By Carla Caldwell

It’s all in the family for musicians Robin and Scott Hall, whose children perform with them in Kitty Wolf. The band last year released a CD, “Pancakes!.”

What started out as silly family fun over breakfast has launched a band, a “family music” CD and a growing group of fans for Buckhead couple Robin and Scott Hall.

The Halls, in their 40s, were in established rock bands when they met in 1994, but stopped performing professionally when they married in 1996. They got day jobs and went about the business of raising a family.

Robin Hall teaches at E. Rivers Elementary School in Buckhead. Scott Hall teaches guitar and song writing.
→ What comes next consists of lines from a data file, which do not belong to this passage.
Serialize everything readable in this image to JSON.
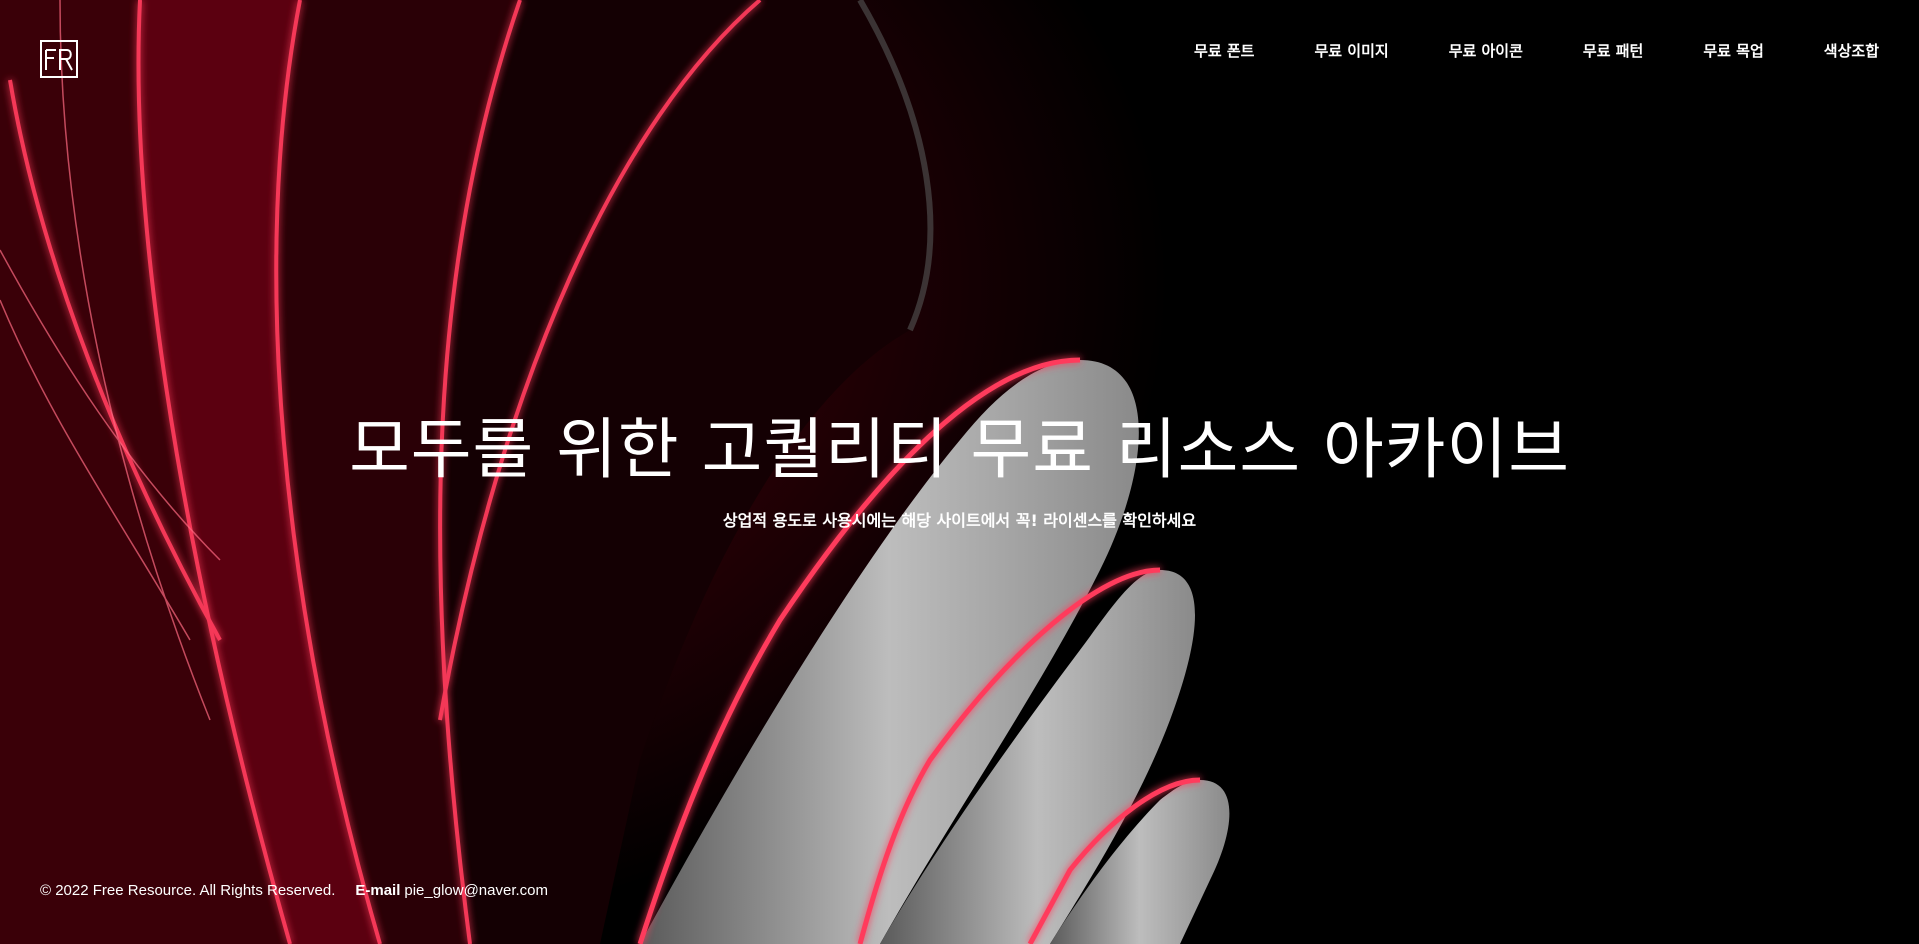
{
  "brand": {
    "logo_text": "FR",
    "logo_icon": "fr-logo-icon"
  },
  "nav": {
    "items": [
      {
        "label": "무료 폰트"
      },
      {
        "label": "무료 이미지"
      },
      {
        "label": "무료 아이콘"
      },
      {
        "label": "무료 패턴"
      },
      {
        "label": "무료 목업"
      },
      {
        "label": "색상조합"
      }
    ]
  },
  "hero": {
    "headline": "모두를 위한 고퀄리티 무료 리소스 아카이브",
    "subline": "상업적 용도로 사용시에는 해당 사이트에서 꼭! 라이센스를 확인하세요"
  },
  "footer": {
    "copyright": "© 2022 Free Resource. All Rights Reserved.",
    "email_label": "E-mail",
    "email": "pie_glow@naver.com"
  },
  "colors": {
    "background": "#000000",
    "neon_red": "#ff3b5c",
    "deep_red": "#8a0010",
    "text": "#ffffff"
  }
}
Together they own an art photography business that caters to the hotel industry.

The Halls continued to perform music, just to a much smaller and very difference audience.

“After our son Colton was born six years ago, I would make breakfast for him and make up little rhymes and melodies,” Scott Hall said. “I’m a breakfast guy, and while I was cooking, I would sings songs such as ‘Daddy’s French Toast,’ for example, to make him laugh.”

Over time, more songs were whipped up in the Hall’s kitchen – “Cereal,” “Toaster Toaster,” “Ice Maker,” “Mr. Microwave,” and “Pancakes.” The songs were just something the family enjoyed until friends encouraged them to record them.

Eventually, the Halls decided to go for it and booked time in an Atlanta studio with music producer Martin Kearns. Scott describes the band’s sound as adult music with funny lyrics. They named the band Kitty Wolf, which was Colton’s name for a beloved neighborhood cat he had decided as a toddler was a wolf.

Kitty Wolf’s CD “Pancakes!” — released in 2009 — has received positive reviews and is regularly played on Internet radio shows and podcasts that cater to the growing “Family Music” genre. The podcasts, including those by Gooney Bird Kids (www.gbk.com), and Saturday Morning Cereal Bowl (www.saturdaycerealbowl.com) reach thousands of listeners internationally. Many of the programs include links to sites such as CDbaby.com and iTunes, where listeners can sample, buy or download featured artists’ music.

The band’s high-energy performances at festivals around Atlanta, including the recent Underwood Hills Spring Social, are growing an audience of young fans and their parents.

Alex Lvov, 8, of Underwood Hills is a big Kitty Wolf fan and has seen the band numerous times. He was in Robin Hall’s class at E. Rivers this past year and says of his teacher, “She is pretty amazing.”

“The words to Kitty Wolf songs are happy and musical,” said Alex, adding that his favorite song is “Mr. Microwave.” He describes the tune as a fun, light rap song.

Another fan, Reese Tobin, 7 1/2, who also lives in Underwood Hills and attends E. Rivers, danced with the band on stage during a recent performance. “I like their music a lot because the words are funny,” said Reese. “Pancakes” is her favorite song by the band, she said.

Getting young people involved in music is important to the band. “I collect music instruments for kids and keep a box filled and handy for them to play at performances,” said Robin. “We encourage the kids to get up and dance and sing.”

Colton, now 6, often takes the stage with his parents playing a small drum set or guitar.

The couple’s two older children, Madison, 20, and Payne, 19, participate in various ways. Robin became their step mom when she and Scott married, and the couple has raised them.

Growing up with “rock and roll parents” was a blast, said Madison, who plays guitar and has performed with the band. “I sometimes take friends with me to see Kitty Wolf and they can’t believe how awesome they are,” she said. “The shows are really fun to watch because all of the little kids love them.”

Kitty Wolf’s drummer, Mike Snowden, played with Scott years ago in a hard rock trio called Devil Bug.

Robin was in the band ‘Skirt,’ which traveled the country and once opened for Aerosmith.

Snowden, who lives in East Cobb and has a 7-year-old daughter, is known for making cigar box guitars. He’s been featured on local and national radio and television playing the instruments and describing how they are made.

Kitty Wolf will soon record its second CD, a collection of 12 or more songs that cover topics outside the kitchen — titles include “Cowboys with Guitars,” “Blue Ridge Giant,” and “Funky Princess.”

The band is also filming a video for its song “Cereal,” said Robin.

“Kitty Wolf has brought performing music back into our lives,” said Scott. “It’s like we’ve come full circle. We are making music that we love and we’re doing it in a family-friendly way.”

To hear Kitty Wolf perform or to contact the band, go to www.KittyWolf.com. Or, check out the band’s pages on Facebook and MySpace.